I do subscribe to the thought that not every situation is right for all people. As is so obvious on these forums, not everyone has the significant amount of cash to purchase the "innovations" that you so espouse, that a very viable option for them is to use the services that are provided by the providers.
The math and your spin on it is immaterial if one does not have the funds to pay for, or the means of borrowing or, a desire not to get into more debt to pay for hot water, tank or tankless.
There are also, as you can tell by the types and numbers of questions on this forum, many many people who do not possess the skills or knowledge (no disrespect to anyone) to diagnose and fix any problems that may occur so the rental aspect comes with the security of knowing they will not be surprised with the exorbitant emergency service call (as you fully know) charges and repair costs.
My only reason for disputing your comments is to balance out your claims. You can bring the company executives wages into your equation as you can bring the sub contractors charges as well but, they are not a factor, just your attempt to justify your math. The products you buy and sell also have executives and workers to pay, as you have with your employees and your profits ( I am assuming you are not a charity).
No dispute that sometimes (perhaps even often) it is better to buy rather then rent but you also have to admit that each situation is different and each persons present finances will dictate the decisions they make.
Dec 18th, 2008 08:51 AM #11
Pete, I appreciate that varying circumstances call for options. All I'm pointing out is the financial outcomes of renting a water tank (or anything else for that matter) costs the consumer money beyond a very short term.
Protecting yourself from an "expensive" water tank repair bill would make sense if that money was greater than the rental costs. A water tank is not a complex appliance; there's not much to repair. If the ventor motor needs to be replaced that shouldn't cost more than one year's rent. By the time a water tank would need such a repair, the homeowner has paid many times over for it.
Direct Energy and Reliance aren't doing anyone any favours by offering low rentals for water tanks. They exist from the relationships they have with home builders who want to keep the price of their houses as low and profitable as possible.
Dec 18th, 2008 09:27 AM #12
- Join Date
- Nov 5th, 2007
I've been renting for 10 years and someone pointed something interesting out to me - Ontario is close to the only place on earth where hot water heaters are rented. When I talk to my American friends about it, they think I'm crazy. It's big business, but doesn't make sense. It's the only household appliance we rent, yet it's probably the most reliable.
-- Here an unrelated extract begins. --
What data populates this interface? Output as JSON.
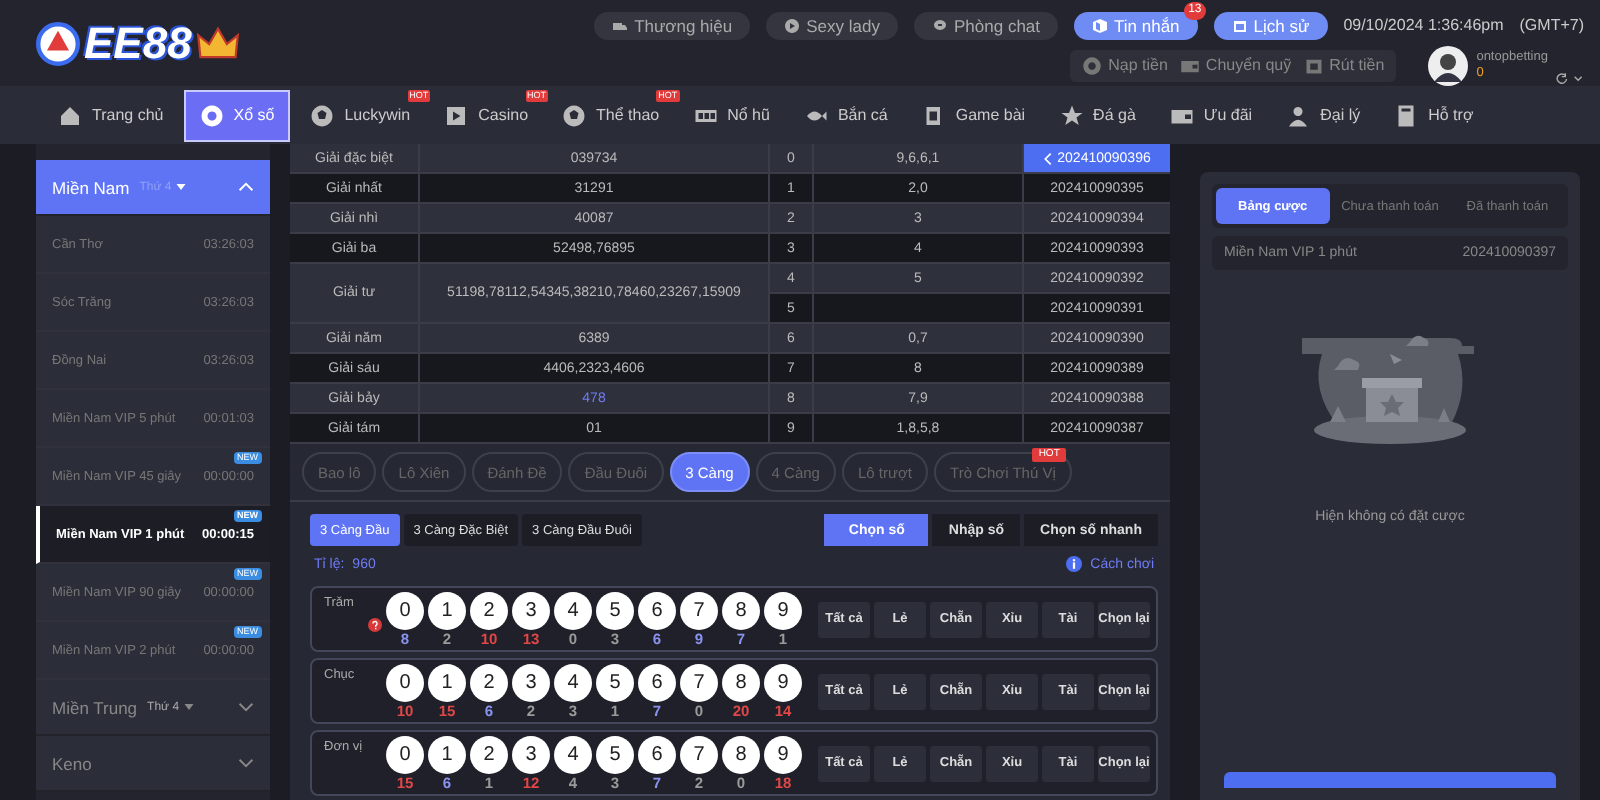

Do you rent your fridge, stove, microwave, dish washer, washing machine, toaster? Why not?
Financially it doesn't make sense to rent if you plan on staying with the house more than 5 years as mentioned above. Most rental companies have buy out package. I'm thinking of replacing mine entirely. Even considering a tankless, but there are other considerations around that as well.
Just my 2 cents.
Dec 18th, 2008 09:40 AM #13
Kasm, actually I have lived in BC and Alberta and those options were very much available to me. In Ontario it seems builders have been in bed with the utilities for a long time forcing new home buyers into contracts but is not an exclusive Ontario phenomenon.
As for appliance rentals well, in the US (as opposed to Canada) a very many people rent their appliances. Very large companies like Rent-A-Center, Aaron's are all over the US. There are many places in each city in Canada where you can do the same thing as well but it does not seem as prevalent.
Dec 18th, 2008 09:56 AM #14
No worries Pete, we're not at odds.
Renting something long term isn't smart money. It's a way poor folks stay poor. Our society has gotten away from saving money and less is available at the end of the month. This credit crisis proves short term thinking, instant gratification, and materialism aren't the safe way to go.
The wiser choice for hot water heating is to purchase or finance the appliance. The math is that simple. Any repair costs will be considerably lower than infinite rental charges.
Dec 18th, 2008 12:21 PM #15